VPR’s Lynne McCrea reports:
(Sound of people reciting the Pledge of Allegiance.)
(McCrea) A recent meeting of the local Rotary Club in Colchester: the featured speaker is Scott Wheeler, a writer and history buff from the Northeast Kingdom. After lunch, he’ll take the audience back to the days of prohibition in Vermont. But right now, people’s minds are on the present.
(Wheeler) “This war, or impending war, is on everyone’s mind, to some degree.”
(McCrea) Scott Wheeler was born and raised in the Northeast Kingdom. He’s been a reporter for the local paper, and has conducted numerous interviews with long-time residents to preserve the area’s history. He senses that the question of war has galvanized people on both sides of the issue, but that many in the Northeast Kingdom, like himself, are on the fence.
(Wheeler) “I think that most of us are just trying to figure out, you know, what to think on the matter. Because, my general feeling is, if there is a reason – a good reason – to go to war, let’s do it. Let’s get it over with. If there isn’t, you know, maybe we could find a more peaceful solution. I would love to tell you that I have the utmost confidence in our government to do the right thing. But there’s a nagging doubt in the back of my mind that, I’m not certain they will do the right thing. Whatever that right thing is.”
(McCrea) At the Vermont Republican Party offices in Montpelier, Joe Acinapura has no doubt the government is doing the right thing. Acinapura is chairman of the Republican Party, but his opinions may be guided more by his master’s degree in international relations and 28 years in the military:
(Acinapura) “And I served in NATO, was a NATO commander for communications in the southern theater.”
(McCrea) Acinapura feels it’s important to have a historical perspective in foreign policy decisions. In his view, the Bush administration is doing everything it can to preclude war – through a show of force.
(Acinapura) “There’s one thing to use force, it’s another thing to show the force – to make a demonstration of strength. And saying to the enemy, in this case Saddam Hussein, that we are serious, going to enforce the resolutions of the United Nations.”
(McCrea) To explain his perspective on Iraq, Acinapura uses the metaphor of a bully in the middle of a circle, surrounded by 15 nations. Everyone says to the bully “Drop your arms.”
(Acinapura) “Now he or she might turn around and kill, you never know. The chances are, the bully might also drop their arms – if the 15 stick together. What’s happening now is that you have one, two or three jumping into that center circle and putting their back up against Hussein’s back, which makes his back a little bit stiffer.
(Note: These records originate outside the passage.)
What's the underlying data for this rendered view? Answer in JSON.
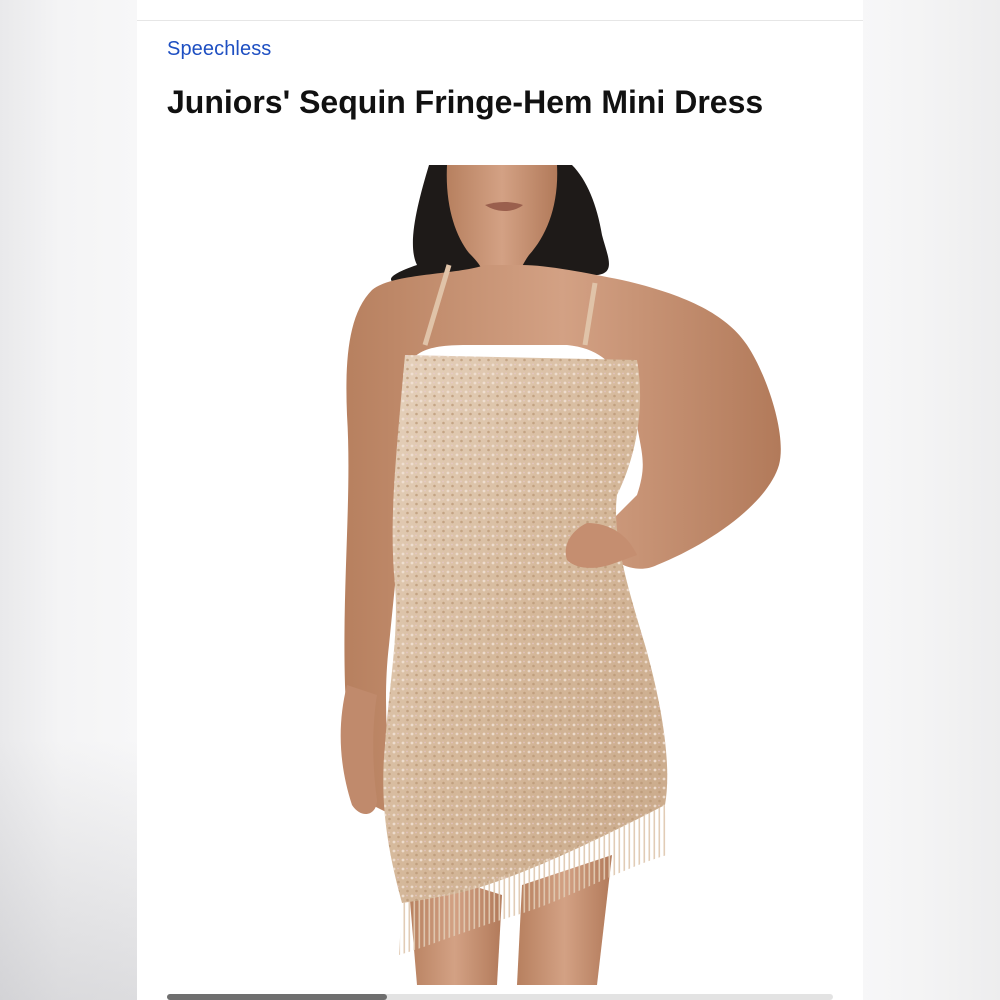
{
  "product": {
    "brand": "Speechless",
    "title": "Juniors' Sequin Fringe-Hem Mini Dress"
  },
  "gallery": {
    "image_alt": "Model wearing sequin fringe-hem mini dress",
    "scroll_progress": 0.33
  },
  "colors": {
    "brand_link": "#1e4fc2",
    "dress": "#d9bfa2",
    "skin": "#c99576",
    "hair": "#1e1a18"
  },
  "icons": []
}
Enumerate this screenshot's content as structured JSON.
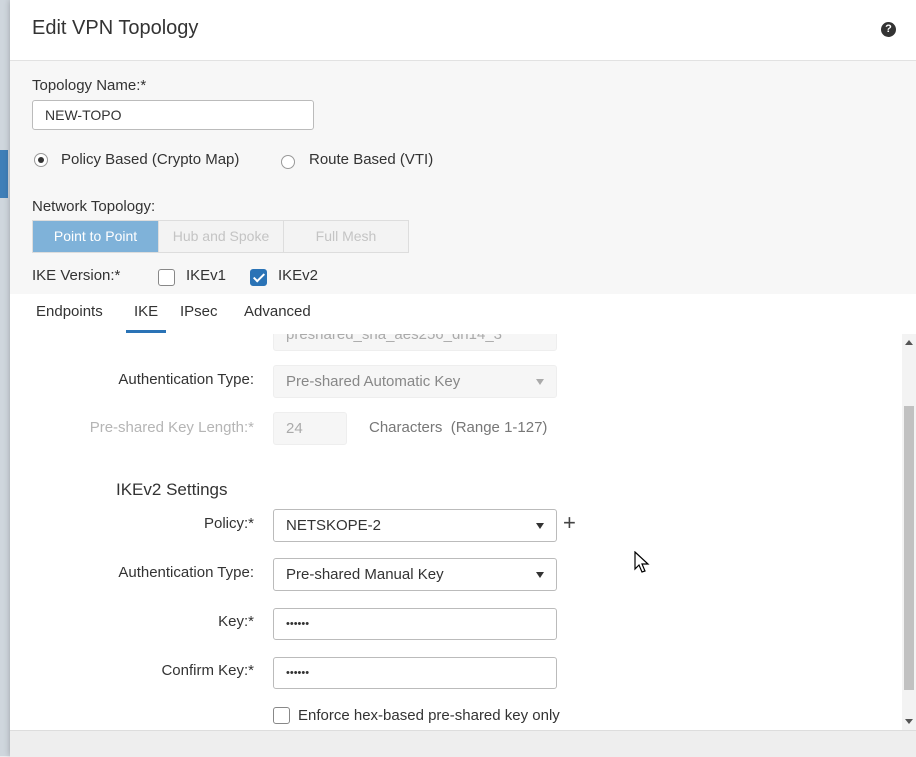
{
  "dialog": {
    "title": "Edit VPN Topology",
    "help_icon": "help-icon"
  },
  "topology_name": {
    "label": "Topology Name:*",
    "value": "NEW-TOPO"
  },
  "policy_mode": {
    "options": [
      {
        "label": "Policy Based (Crypto Map)",
        "selected": true
      },
      {
        "label": "Route Based (VTI)",
        "selected": false
      }
    ]
  },
  "network_topology": {
    "label": "Network Topology:",
    "options": [
      "Point to Point",
      "Hub and Spoke",
      "Full Mesh"
    ],
    "selected": "Point to Point"
  },
  "ike_version": {
    "label": "IKE Version:*",
    "ikev1": {
      "label": "IKEv1",
      "checked": false
    },
    "ikev2": {
      "label": "IKEv2",
      "checked": true
    }
  },
  "tabs": [
    {
      "label": "Endpoints",
      "active": false
    },
    {
      "label": "IKE",
      "active": true
    },
    {
      "label": "IPsec",
      "active": false
    },
    {
      "label": "Advanced",
      "active": false
    }
  ],
  "ikev1_settings": {
    "policy_value_partial": "preshared_sha_aes256_dh14_3",
    "auth_type_label": "Authentication Type:",
    "auth_type_value": "Pre-shared Automatic Key",
    "key_length_label": "Pre-shared Key Length:*",
    "key_length_value": "24",
    "key_length_hint": "Characters",
    "key_length_range": "(Range 1-127)"
  },
  "ikev2_settings": {
    "heading": "IKEv2 Settings",
    "policy_label": "Policy:*",
    "policy_value": "NETSKOPE-2",
    "auth_type_label": "Authentication Type:",
    "auth_type_value": "Pre-shared Manual Key",
    "key_label": "Key:*",
    "key_value": "••••••",
    "confirm_key_label": "Confirm Key:*",
    "confirm_key_value": "••••••",
    "enforce_hex_label": "Enforce hex-based pre-shared key only",
    "enforce_hex_checked": false
  },
  "colors": {
    "accent": "#2a73b6",
    "segment_active": "#7fb2d9"
  }
}
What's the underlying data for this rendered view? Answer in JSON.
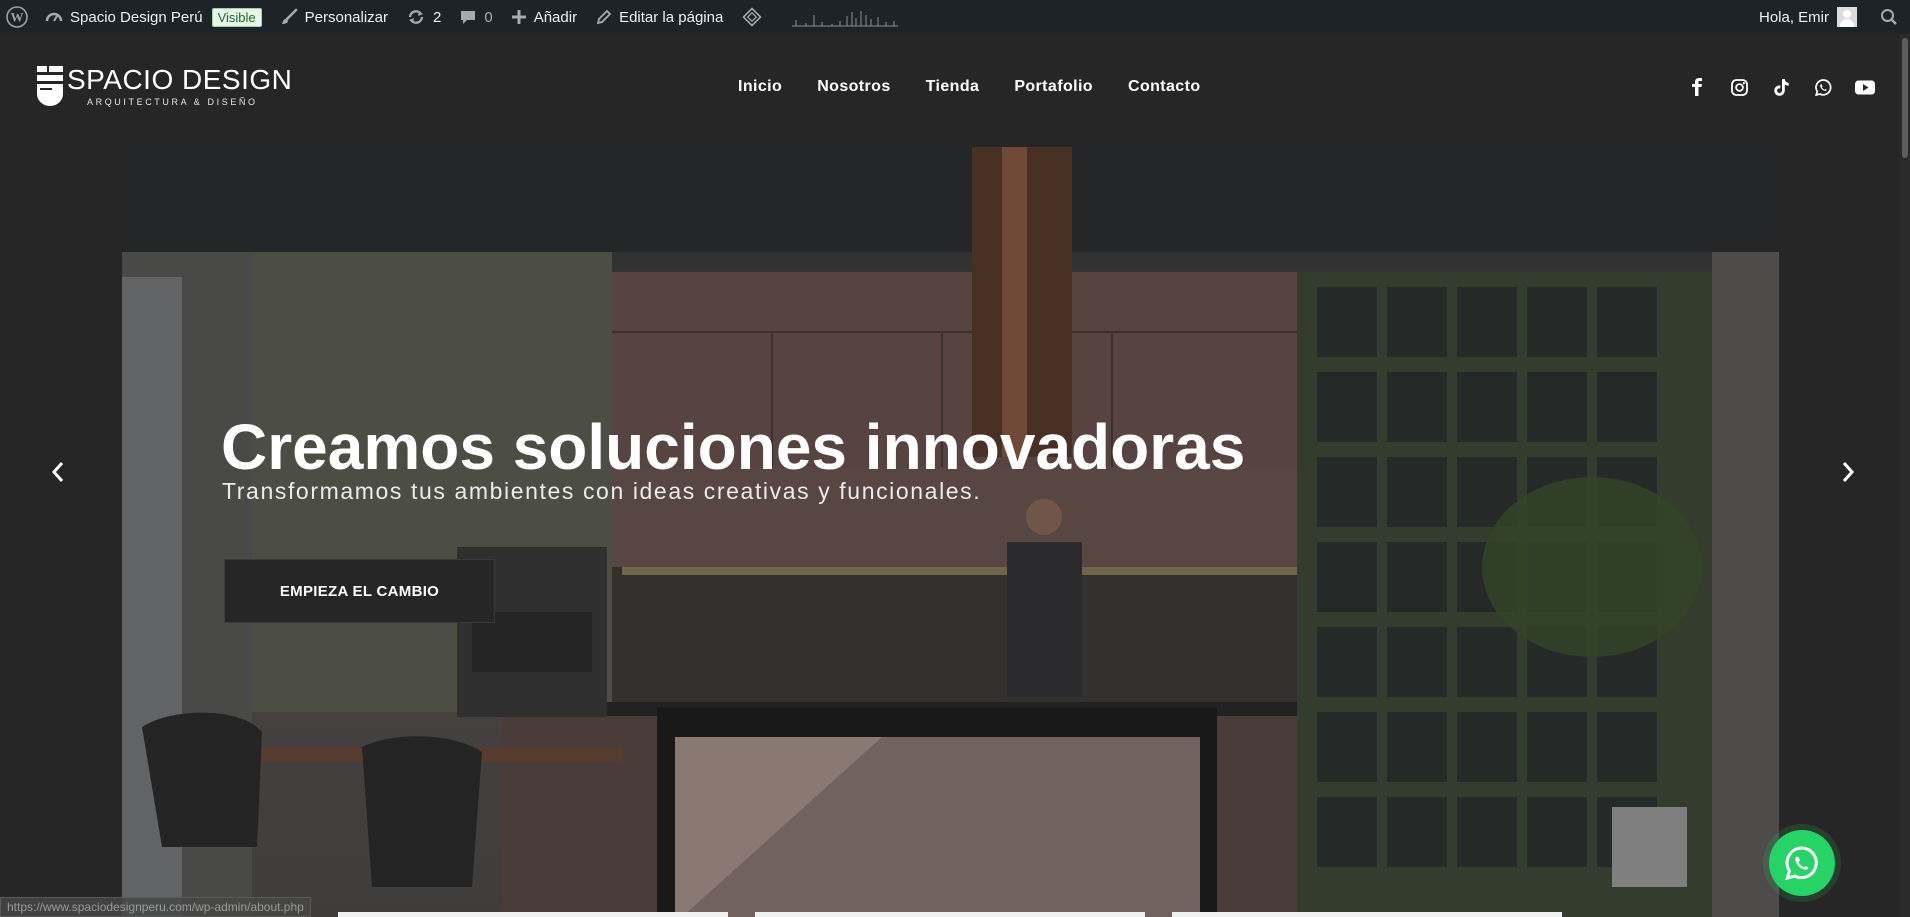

And therefore he says ‘I got a partner here.’ So the show of force isn’t as strong as it could be.”
(McCrea) While Joe Acinapura is convinced the U.S. needs to stand up to Iraq, Doug Dunbebin fears such action would make the country more vulnerable to terrorism. Dunbebin is a Burlington city councilor – one who voted for a city resolution to oppose military action against Iraq.
(Dunbebin) “We in Burlington were the second of now more than 90 cities that have passed similar resolutions. First was Santa Cruz, then on October 7 Burlington passed the resolution. And since then, pace has picked up tremendously.”
(McCrea) The “Cities for Peace” organization took their message to Washington last week, with mayors and councilors representing cities all around the country. In Dunbebin’s view, President Bush is taking valuable resources from cities, and diverting them to the war effort:
(Dunebin) “And we’re talking about police forces and fire departments having to go to fight in war. That leaves cities more vulnerable to attacks by terrorism because we don’t have some of our first responders. And then if you combine that with the fact that cities right now are in crisis – we have problems with affordable housing, with drugs. And all of our valuable resources are all being diverted to fight a war that in long run is going to make us less safe. That just doesn’t make sense to me.”
(McCrea) While people struggle to make sense of the world situation, Scott Wheeler admits he feels somewhat removed in rural Vermont. But he says the people of the Northeast Kingdom face many odds every day. And he’s hopeful they’ll face whatever challenge lies ahead:
(Wheeler) “I think we as Northest Kingdom people, and we as Vermonters, we will survive. We will try to do the right thing. And if the right thing is protesting the war – so be it. If the right thing is supporting the war, I respect people’s views on the matter. And I really wish I could have enough information where I could form a very strong opinion instead of sitting on the fence. Because sitting on the fence isn’t always a comfortable place to be.”
(McCrea) For Vermont Public Radio, I’m Lynne McCrea.
Audio and transcripts from Perspectives on War are available online.